▶ **MATERIAL FOR THE TASK**
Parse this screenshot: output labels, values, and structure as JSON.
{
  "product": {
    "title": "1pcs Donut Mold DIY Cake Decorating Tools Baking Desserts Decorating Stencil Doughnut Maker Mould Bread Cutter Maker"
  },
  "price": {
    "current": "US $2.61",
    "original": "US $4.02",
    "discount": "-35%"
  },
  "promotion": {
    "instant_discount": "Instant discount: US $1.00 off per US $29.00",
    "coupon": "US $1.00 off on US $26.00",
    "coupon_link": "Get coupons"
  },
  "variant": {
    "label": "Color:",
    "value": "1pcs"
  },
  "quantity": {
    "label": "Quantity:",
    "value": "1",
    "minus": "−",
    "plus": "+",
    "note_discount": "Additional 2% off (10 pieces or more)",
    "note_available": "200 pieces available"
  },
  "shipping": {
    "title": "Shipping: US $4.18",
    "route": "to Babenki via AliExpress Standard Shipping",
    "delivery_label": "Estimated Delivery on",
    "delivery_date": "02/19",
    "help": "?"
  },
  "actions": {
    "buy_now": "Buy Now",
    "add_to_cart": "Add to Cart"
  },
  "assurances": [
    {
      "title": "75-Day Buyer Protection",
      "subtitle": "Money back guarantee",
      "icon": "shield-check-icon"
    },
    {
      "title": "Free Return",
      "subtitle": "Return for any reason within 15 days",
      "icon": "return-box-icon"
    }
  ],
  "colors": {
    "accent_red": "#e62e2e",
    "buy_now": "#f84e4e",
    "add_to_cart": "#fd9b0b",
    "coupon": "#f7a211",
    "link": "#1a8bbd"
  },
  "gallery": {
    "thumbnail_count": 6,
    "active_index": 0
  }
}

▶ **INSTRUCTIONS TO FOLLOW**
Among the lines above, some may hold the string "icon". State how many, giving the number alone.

▶ **COMPLETED EXERCISE**
2